- [Records for the exercise]:
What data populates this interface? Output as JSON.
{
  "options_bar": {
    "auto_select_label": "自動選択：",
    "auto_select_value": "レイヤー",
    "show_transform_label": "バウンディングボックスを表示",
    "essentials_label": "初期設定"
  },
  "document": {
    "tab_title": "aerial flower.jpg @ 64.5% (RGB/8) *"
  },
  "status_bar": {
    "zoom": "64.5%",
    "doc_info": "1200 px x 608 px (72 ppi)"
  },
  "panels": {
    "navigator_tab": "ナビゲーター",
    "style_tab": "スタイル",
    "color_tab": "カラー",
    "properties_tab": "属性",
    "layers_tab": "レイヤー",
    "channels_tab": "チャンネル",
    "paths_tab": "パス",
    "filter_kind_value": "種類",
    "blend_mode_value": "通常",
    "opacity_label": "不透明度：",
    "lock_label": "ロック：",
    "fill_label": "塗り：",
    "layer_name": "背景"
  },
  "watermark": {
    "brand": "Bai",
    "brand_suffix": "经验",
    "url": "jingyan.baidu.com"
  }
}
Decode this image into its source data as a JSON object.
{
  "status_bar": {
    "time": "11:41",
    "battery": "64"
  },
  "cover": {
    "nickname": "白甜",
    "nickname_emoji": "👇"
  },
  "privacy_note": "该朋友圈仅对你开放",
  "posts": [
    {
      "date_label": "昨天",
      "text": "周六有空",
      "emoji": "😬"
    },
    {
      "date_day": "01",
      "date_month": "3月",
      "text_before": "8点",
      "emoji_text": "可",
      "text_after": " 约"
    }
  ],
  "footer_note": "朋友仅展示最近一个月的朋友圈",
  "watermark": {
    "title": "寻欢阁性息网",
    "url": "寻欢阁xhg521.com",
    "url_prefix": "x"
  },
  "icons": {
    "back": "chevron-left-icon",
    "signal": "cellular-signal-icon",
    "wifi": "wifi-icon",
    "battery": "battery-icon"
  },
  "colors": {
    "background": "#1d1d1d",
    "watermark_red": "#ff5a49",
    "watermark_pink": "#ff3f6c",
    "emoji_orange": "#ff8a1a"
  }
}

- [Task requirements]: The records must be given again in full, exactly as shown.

- [Response to the exercise]:
What data populates this interface? Output as JSON.
{
  "options_bar": {
    "auto_select_label": "自動選択：",
    "auto_select_value": "レイヤー",
    "show_transform_label": "バウンディングボックスを表示",
    "essentials_label": "初期設定"
  },
  "document": {
    "tab_title": "aerial flower.jpg @ 64.5% (RGB/8) *"
  },
  "status_bar": {
    "zoom": "64.5%",
    "doc_info": "1200 px x 608 px (72 ppi)"
  },
  "panels": {
    "navigator_tab": "ナビゲーター",
    "style_tab": "スタイル",
    "color_tab": "カラー",
    "properties_tab": "属性",
    "layers_tab": "レイヤー",
    "channels_tab": "チャンネル",
    "paths_tab": "パス",
    "filter_kind_value": "種類",
    "blend_mode_value": "通常",
    "opacity_label": "不透明度：",
    "lock_label": "ロック：",
    "fill_label": "塗り：",
    "layer_name": "背景"
  },
  "watermark": {
    "brand": "Bai",
    "brand_suffix": "经验",
    "url": "jingyan.baidu.com"
  }
}
Decode this image into its source data as a JSON object.
{
  "status_bar": {
    "time": "11:41",
    "battery": "64"
  },
  "cover": {
    "nickname": "白甜",
    "nickname_emoji": "👇"
  },
  "privacy_note": "该朋友圈仅对你开放",
  "posts": [
    {
      "date_label": "昨天",
      "text": "周六有空",
      "emoji": "😬"
    },
    {
      "date_day": "01",
      "date_month": "3月",
      "text_before": "8点",
      "emoji_text": "可",
      "text_after": " 约"
    }
  ],
  "footer_note": "朋友仅展示最近一个月的朋友圈",
  "watermark": {
    "title": "寻欢阁性息网",
    "url": "寻欢阁xhg521.com",
    "url_prefix": "x"
  },
  "icons": {
    "back": "chevron-left-icon",
    "signal": "cellular-signal-icon",
    "wifi": "wifi-icon",
    "battery": "battery-icon"
  },
  "colors": {
    "background": "#1d1d1d",
    "watermark_red": "#ff5a49",
    "watermark_pink": "#ff3f6c",
    "emoji_orange": "#ff8a1a"
  }
}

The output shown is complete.